> _Exercise brief_
Please retype the records below exactly as they appear, leaving out every picture.

> _Given records_

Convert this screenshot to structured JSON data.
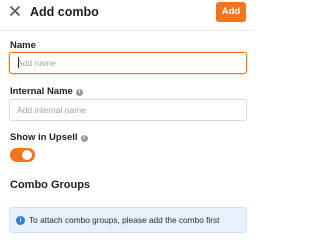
{
  "header": {
    "close_icon": "close-icon",
    "title": "Add combo",
    "add_label": "Add",
    "accent_color": "#f47320"
  },
  "form": {
    "name": {
      "label": "Name",
      "value": "",
      "placeholder": "Add name",
      "focused": true
    },
    "internal_name": {
      "label": "Internal Name",
      "info_icon": "info-icon",
      "value": "",
      "placeholder": "Add internal name"
    },
    "show_in_upsell": {
      "label": "Show in Upsell",
      "info_icon": "info-icon",
      "enabled": true
    }
  },
  "combo_groups": {
    "title": "Combo Groups",
    "notice_icon": "info-icon",
    "notice": "To attach combo groups, please add the combo first",
    "notice_color": "#e6f1fc"
  }
}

> _Your solution_
Convert this screenshot to structured JSON data.
{
  "header": {
    "close_icon": "close-icon",
    "title": "Add combo",
    "add_label": "Add",
    "accent_color": "#f47320"
  },
  "form": {
    "name": {
      "label": "Name",
      "value": "",
      "placeholder": "Add name",
      "focused": true
    },
    "internal_name": {
      "label": "Internal Name",
      "info_icon": "info-icon",
      "value": "",
      "placeholder": "Add internal name"
    },
    "show_in_upsell": {
      "label": "Show in Upsell",
      "info_icon": "info-icon",
      "enabled": true
    }
  },
  "combo_groups": {
    "title": "Combo Groups",
    "notice_icon": "info-icon",
    "notice": "To attach combo groups, please add the combo first",
    "notice_color": "#e6f1fc"
  }
}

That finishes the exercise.